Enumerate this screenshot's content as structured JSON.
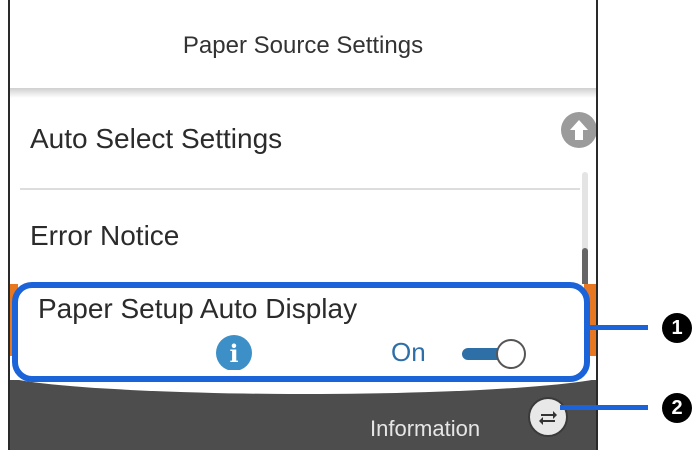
{
  "header": {
    "title": "Paper Source Settings"
  },
  "menu": {
    "items": [
      {
        "label": "Auto Select Settings"
      },
      {
        "label": "Error Notice"
      },
      {
        "label": "Paper Setup Auto Display",
        "value_label": "On",
        "toggle_state": true
      }
    ]
  },
  "scroll": {
    "up_icon": "arrow-up-icon",
    "position_fraction": 0.85
  },
  "info_icon": {
    "glyph": "i"
  },
  "bottom_bar": {
    "label": "Information",
    "switch_icon": "swap-arrows-icon"
  },
  "callouts": [
    {
      "number": "1"
    },
    {
      "number": "2"
    }
  ],
  "colors": {
    "highlight": "#1a63d8",
    "selection": "#e87722",
    "toggle_on": "#2f6fa8",
    "bottom_bar": "#4d4d4d"
  }
}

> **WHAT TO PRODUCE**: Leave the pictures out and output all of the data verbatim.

> **WRITTEN REPLY**:
Enumerate this screenshot's content as structured JSON.
{
  "header": {
    "title": "Paper Source Settings"
  },
  "menu": {
    "items": [
      {
        "label": "Auto Select Settings"
      },
      {
        "label": "Error Notice"
      },
      {
        "label": "Paper Setup Auto Display",
        "value_label": "On",
        "toggle_state": true
      }
    ]
  },
  "scroll": {
    "up_icon": "arrow-up-icon",
    "position_fraction": 0.85
  },
  "info_icon": {
    "glyph": "i"
  },
  "bottom_bar": {
    "label": "Information",
    "switch_icon": "swap-arrows-icon"
  },
  "callouts": [
    {
      "number": "1"
    },
    {
      "number": "2"
    }
  ],
  "colors": {
    "highlight": "#1a63d8",
    "selection": "#e87722",
    "toggle_on": "#2f6fa8",
    "bottom_bar": "#4d4d4d"
  }
}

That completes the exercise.